If a line below contains the string "JSON", copy it out.
[Opening Material to process section]
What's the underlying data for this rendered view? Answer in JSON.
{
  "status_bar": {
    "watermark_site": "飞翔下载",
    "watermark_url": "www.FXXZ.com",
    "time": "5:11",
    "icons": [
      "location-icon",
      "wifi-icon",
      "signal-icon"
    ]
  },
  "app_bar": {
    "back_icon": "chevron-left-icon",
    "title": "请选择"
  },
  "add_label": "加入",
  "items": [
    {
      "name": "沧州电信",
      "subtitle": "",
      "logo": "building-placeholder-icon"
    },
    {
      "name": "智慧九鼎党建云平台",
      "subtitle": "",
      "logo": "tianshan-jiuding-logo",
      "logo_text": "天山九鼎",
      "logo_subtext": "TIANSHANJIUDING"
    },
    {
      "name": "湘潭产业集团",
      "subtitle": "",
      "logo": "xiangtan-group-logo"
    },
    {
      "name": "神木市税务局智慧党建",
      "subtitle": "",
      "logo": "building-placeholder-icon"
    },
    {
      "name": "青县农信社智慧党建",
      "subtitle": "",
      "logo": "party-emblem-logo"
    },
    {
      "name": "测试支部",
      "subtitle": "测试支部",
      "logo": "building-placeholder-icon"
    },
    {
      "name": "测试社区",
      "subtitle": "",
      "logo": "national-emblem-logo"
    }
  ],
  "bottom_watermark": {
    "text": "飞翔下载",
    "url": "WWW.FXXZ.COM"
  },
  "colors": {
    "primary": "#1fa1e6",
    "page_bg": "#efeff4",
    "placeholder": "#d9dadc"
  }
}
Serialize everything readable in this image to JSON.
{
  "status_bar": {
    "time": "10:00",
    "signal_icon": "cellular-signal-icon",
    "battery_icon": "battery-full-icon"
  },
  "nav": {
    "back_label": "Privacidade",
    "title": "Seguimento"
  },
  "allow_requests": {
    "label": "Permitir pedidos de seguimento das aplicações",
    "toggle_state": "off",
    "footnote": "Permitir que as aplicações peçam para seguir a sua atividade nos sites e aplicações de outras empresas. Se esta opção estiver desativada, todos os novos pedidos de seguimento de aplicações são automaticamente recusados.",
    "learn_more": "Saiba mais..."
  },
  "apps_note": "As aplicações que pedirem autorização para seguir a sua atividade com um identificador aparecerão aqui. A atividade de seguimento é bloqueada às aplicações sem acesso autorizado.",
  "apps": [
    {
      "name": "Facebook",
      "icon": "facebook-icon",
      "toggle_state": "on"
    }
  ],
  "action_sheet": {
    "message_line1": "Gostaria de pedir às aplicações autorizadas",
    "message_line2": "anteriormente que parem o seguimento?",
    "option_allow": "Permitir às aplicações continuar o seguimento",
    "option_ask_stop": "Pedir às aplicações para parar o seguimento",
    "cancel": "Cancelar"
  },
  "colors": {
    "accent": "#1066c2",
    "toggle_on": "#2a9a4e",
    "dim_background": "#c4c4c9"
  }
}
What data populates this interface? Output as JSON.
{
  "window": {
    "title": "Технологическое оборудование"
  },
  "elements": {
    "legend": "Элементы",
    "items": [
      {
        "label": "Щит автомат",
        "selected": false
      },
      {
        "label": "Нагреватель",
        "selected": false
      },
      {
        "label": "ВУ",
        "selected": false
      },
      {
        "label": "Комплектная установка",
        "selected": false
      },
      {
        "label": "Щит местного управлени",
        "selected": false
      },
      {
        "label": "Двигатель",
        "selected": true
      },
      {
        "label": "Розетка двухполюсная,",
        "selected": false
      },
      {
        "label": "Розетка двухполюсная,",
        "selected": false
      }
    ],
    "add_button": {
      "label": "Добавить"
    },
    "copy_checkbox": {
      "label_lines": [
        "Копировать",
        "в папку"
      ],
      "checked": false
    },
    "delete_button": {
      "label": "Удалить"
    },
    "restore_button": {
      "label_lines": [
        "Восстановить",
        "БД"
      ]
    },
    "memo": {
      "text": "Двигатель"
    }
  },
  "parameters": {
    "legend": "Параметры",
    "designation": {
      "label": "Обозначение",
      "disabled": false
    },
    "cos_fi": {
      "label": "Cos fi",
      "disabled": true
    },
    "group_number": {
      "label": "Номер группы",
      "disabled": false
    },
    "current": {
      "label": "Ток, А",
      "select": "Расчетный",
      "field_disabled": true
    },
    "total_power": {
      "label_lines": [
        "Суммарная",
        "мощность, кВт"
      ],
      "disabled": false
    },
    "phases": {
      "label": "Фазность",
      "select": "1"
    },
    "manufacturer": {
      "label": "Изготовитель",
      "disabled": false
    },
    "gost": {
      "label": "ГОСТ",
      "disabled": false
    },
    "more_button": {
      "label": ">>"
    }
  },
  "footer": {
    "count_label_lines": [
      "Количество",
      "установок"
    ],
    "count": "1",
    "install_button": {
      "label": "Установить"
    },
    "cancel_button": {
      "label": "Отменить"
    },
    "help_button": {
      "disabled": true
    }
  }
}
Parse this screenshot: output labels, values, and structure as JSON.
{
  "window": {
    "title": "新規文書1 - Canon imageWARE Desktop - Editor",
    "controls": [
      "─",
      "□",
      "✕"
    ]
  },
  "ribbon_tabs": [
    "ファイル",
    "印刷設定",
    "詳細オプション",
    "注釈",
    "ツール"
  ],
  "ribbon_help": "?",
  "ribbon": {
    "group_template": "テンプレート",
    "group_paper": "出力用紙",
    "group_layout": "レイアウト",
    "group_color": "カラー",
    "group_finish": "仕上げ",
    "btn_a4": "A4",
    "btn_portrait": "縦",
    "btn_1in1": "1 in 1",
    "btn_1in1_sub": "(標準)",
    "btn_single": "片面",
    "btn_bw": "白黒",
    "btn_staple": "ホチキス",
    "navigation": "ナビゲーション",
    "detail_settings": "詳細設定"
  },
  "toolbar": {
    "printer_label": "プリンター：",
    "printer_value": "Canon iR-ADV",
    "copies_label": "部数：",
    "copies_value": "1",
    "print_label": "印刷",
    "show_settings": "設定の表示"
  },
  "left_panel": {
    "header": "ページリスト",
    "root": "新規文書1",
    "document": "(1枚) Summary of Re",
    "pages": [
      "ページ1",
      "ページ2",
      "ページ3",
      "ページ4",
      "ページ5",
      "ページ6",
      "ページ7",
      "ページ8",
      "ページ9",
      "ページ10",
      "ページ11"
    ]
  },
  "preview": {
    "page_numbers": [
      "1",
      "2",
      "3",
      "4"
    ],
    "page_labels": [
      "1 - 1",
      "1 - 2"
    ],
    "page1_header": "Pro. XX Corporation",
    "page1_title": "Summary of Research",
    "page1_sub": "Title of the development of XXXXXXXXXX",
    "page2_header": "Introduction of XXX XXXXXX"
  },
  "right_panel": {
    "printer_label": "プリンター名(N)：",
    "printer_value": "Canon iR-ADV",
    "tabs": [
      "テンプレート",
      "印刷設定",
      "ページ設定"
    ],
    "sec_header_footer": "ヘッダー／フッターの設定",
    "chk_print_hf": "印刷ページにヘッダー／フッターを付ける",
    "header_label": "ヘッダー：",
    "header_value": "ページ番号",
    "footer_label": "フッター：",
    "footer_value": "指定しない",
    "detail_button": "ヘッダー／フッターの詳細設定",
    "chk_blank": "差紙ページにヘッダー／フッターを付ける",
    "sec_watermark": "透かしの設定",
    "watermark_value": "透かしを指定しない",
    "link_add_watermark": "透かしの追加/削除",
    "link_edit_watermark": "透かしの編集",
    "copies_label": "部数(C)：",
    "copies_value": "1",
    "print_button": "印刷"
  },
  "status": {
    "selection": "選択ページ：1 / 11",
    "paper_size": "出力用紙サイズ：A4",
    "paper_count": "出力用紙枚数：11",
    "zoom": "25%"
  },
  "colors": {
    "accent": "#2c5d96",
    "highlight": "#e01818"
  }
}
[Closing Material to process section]
**Answer space:**
What's the underlying data for this rendered view? Answer in JSON.
Serialize everything readable in this image to JSON.
What data populates this interface? Output as JSON.
Parse this screenshot: output labels, values, and structure as JSON.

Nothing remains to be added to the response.